◆ **WHAT IS REQUIRED**: Exact retyping of the data: please keep every word and drop each picture.

◆ **Entries from a dataset of interfaces**:
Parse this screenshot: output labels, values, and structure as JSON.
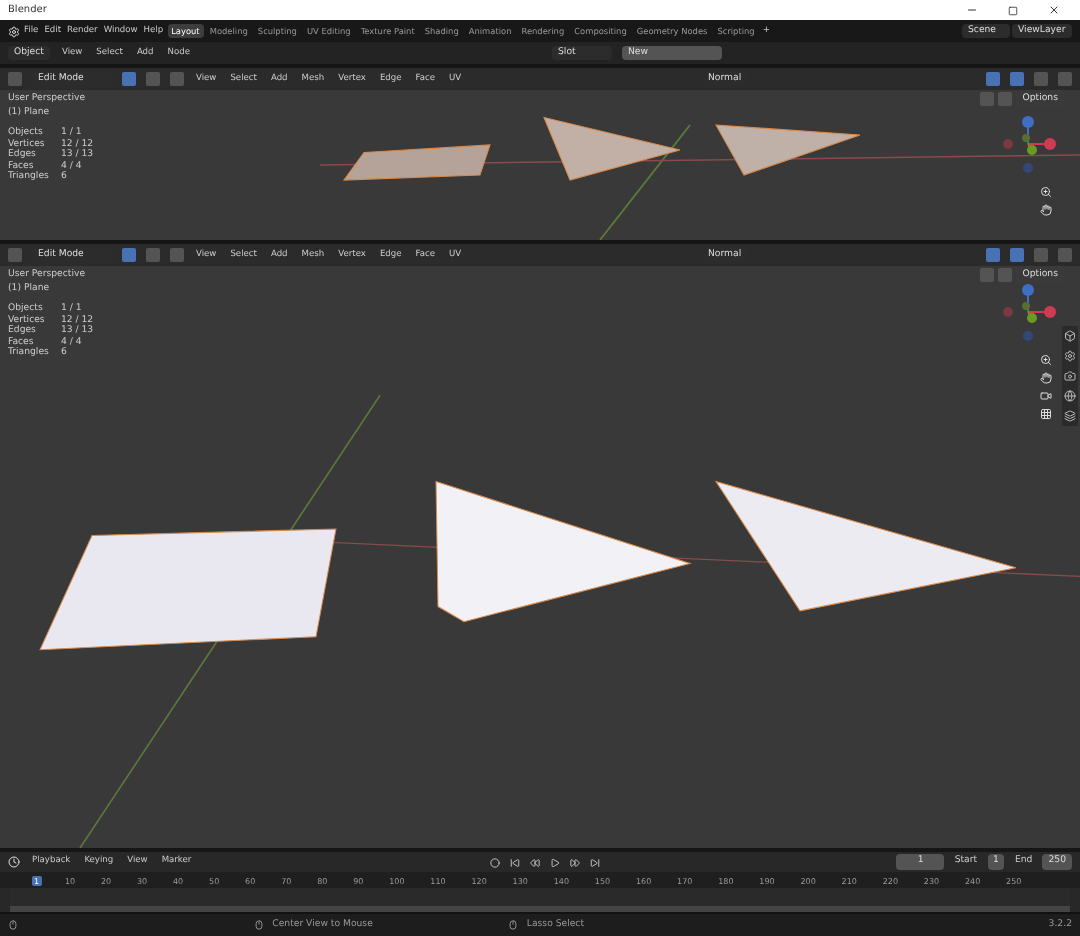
{
  "window": {
    "title": "Blender"
  },
  "menu": [
    "File",
    "Edit",
    "Render",
    "Window",
    "Help"
  ],
  "workspaces": [
    {
      "label": "Layout",
      "selected": true
    },
    {
      "label": "Modeling",
      "selected": false
    },
    {
      "label": "Sculpting",
      "selected": false
    },
    {
      "label": "UV Editing",
      "selected": false
    },
    {
      "label": "Texture Paint",
      "selected": false
    },
    {
      "label": "Shading",
      "selected": false
    },
    {
      "label": "Animation",
      "selected": false
    },
    {
      "label": "Rendering",
      "selected": false
    },
    {
      "label": "Compositing",
      "selected": false
    },
    {
      "label": "Geometry Nodes",
      "selected": false
    },
    {
      "label": "Scripting",
      "selected": false
    }
  ],
  "add_workspace": "+",
  "scene": "Scene",
  "view_layer": "ViewLayer",
  "editor_header": {
    "mode": "Object",
    "menus": [
      "View",
      "Select",
      "Add",
      "Node"
    ],
    "slot": "Slot",
    "new_button": "New"
  },
  "viewports": [
    {
      "mode": "Edit Mode",
      "menus": [
        "View",
        "Select",
        "Add",
        "Mesh",
        "Vertex",
        "Edge",
        "Face",
        "UV"
      ],
      "select_modes": [
        {
          "selected": true
        },
        {
          "selected": false
        },
        {
          "selected": false
        }
      ],
      "orientation": "Normal",
      "options": "Options",
      "view_name": "User Perspective",
      "object": "(1) Plane",
      "stats": [
        {
          "label": "Objects",
          "value": "1 / 1"
        },
        {
          "label": "Vertices",
          "value": "12 / 12"
        },
        {
          "label": "Edges",
          "value": "13 / 13"
        },
        {
          "label": "Faces",
          "value": "4 / 4"
        },
        {
          "label": "Triangles",
          "value": "6"
        }
      ]
    },
    {
      "mode": "Edit Mode",
      "menus": [
        "View",
        "Select",
        "Add",
        "Mesh",
        "Vertex",
        "Edge",
        "Face",
        "UV"
      ],
      "select_modes": [
        {
          "selected": true
        },
        {
          "selected": false
        },
        {
          "selected": false
        }
      ],
      "orientation": "Normal",
      "options": "Options",
      "view_name": "User Perspective",
      "object": "(1) Plane",
      "stats": [
        {
          "label": "Objects",
          "value": "1 / 1"
        },
        {
          "label": "Vertices",
          "value": "12 / 12"
        },
        {
          "label": "Edges",
          "value": "13 / 13"
        },
        {
          "label": "Faces",
          "value": "4 / 4"
        },
        {
          "label": "Triangles",
          "value": "6"
        }
      ]
    }
  ],
  "timeline": {
    "menus": [
      "Playback",
      "Keying",
      "View",
      "Marker"
    ],
    "current_frame": "1",
    "start_label": "Start",
    "start": "1",
    "end_label": "End",
    "end": "250",
    "ruler": [
      "1",
      "10",
      "20",
      "30",
      "40",
      "50",
      "60",
      "70",
      "80",
      "90",
      "100",
      "110",
      "120",
      "130",
      "140",
      "150",
      "160",
      "170",
      "180",
      "190",
      "200",
      "210",
      "220",
      "230",
      "240",
      "250"
    ]
  },
  "status_bar": {
    "hints": [
      "Center View to Mouse",
      "Lasso Select"
    ],
    "version": "3.2.2"
  }
}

◆ **SOLUTION BELOW**:
Parse this screenshot: output labels, values, and structure as JSON.
{
  "window": {
    "title": "Blender"
  },
  "menu": [
    "File",
    "Edit",
    "Render",
    "Window",
    "Help"
  ],
  "workspaces": [
    {
      "label": "Layout",
      "selected": true
    },
    {
      "label": "Modeling",
      "selected": false
    },
    {
      "label": "Sculpting",
      "selected": false
    },
    {
      "label": "UV Editing",
      "selected": false
    },
    {
      "label": "Texture Paint",
      "selected": false
    },
    {
      "label": "Shading",
      "selected": false
    },
    {
      "label": "Animation",
      "selected": false
    },
    {
      "label": "Rendering",
      "selected": false
    },
    {
      "label": "Compositing",
      "selected": false
    },
    {
      "label": "Geometry Nodes",
      "selected": false
    },
    {
      "label": "Scripting",
      "selected": false
    }
  ],
  "add_workspace": "+",
  "scene": "Scene",
  "view_layer": "ViewLayer",
  "editor_header": {
    "mode": "Object",
    "menus": [
      "View",
      "Select",
      "Add",
      "Node"
    ],
    "slot": "Slot",
    "new_button": "New"
  },
  "viewports": [
    {
      "mode": "Edit Mode",
      "menus": [
        "View",
        "Select",
        "Add",
        "Mesh",
        "Vertex",
        "Edge",
        "Face",
        "UV"
      ],
      "select_modes": [
        {
          "selected": true
        },
        {
          "selected": false
        },
        {
          "selected": false
        }
      ],
      "orientation": "Normal",
      "options": "Options",
      "view_name": "User Perspective",
      "object": "(1) Plane",
      "stats": [
        {
          "label": "Objects",
          "value": "1 / 1"
        },
        {
          "label": "Vertices",
          "value": "12 / 12"
        },
        {
          "label": "Edges",
          "value": "13 / 13"
        },
        {
          "label": "Faces",
          "value": "4 / 4"
        },
        {
          "label": "Triangles",
          "value": "6"
        }
      ]
    },
    {
      "mode": "Edit Mode",
      "menus": [
        "View",
        "Select",
        "Add",
        "Mesh",
        "Vertex",
        "Edge",
        "Face",
        "UV"
      ],
      "select_modes": [
        {
          "selected": true
        },
        {
          "selected": false
        },
        {
          "selected": false
        }
      ],
      "orientation": "Normal",
      "options": "Options",
      "view_name": "User Perspective",
      "object": "(1) Plane",
      "stats": [
        {
          "label": "Objects",
          "value": "1 / 1"
        },
        {
          "label": "Vertices",
          "value": "12 / 12"
        },
        {
          "label": "Edges",
          "value": "13 / 13"
        },
        {
          "label": "Faces",
          "value": "4 / 4"
        },
        {
          "label": "Triangles",
          "value": "6"
        }
      ]
    }
  ],
  "timeline": {
    "menus": [
      "Playback",
      "Keying",
      "View",
      "Marker"
    ],
    "current_frame": "1",
    "start_label": "Start",
    "start": "1",
    "end_label": "End",
    "end": "250",
    "ruler": [
      "1",
      "10",
      "20",
      "30",
      "40",
      "50",
      "60",
      "70",
      "80",
      "90",
      "100",
      "110",
      "120",
      "130",
      "140",
      "150",
      "160",
      "170",
      "180",
      "190",
      "200",
      "210",
      "220",
      "230",
      "240",
      "250"
    ]
  },
  "status_bar": {
    "hints": [
      "Center View to Mouse",
      "Lasso Select"
    ],
    "version": "3.2.2"
  }
}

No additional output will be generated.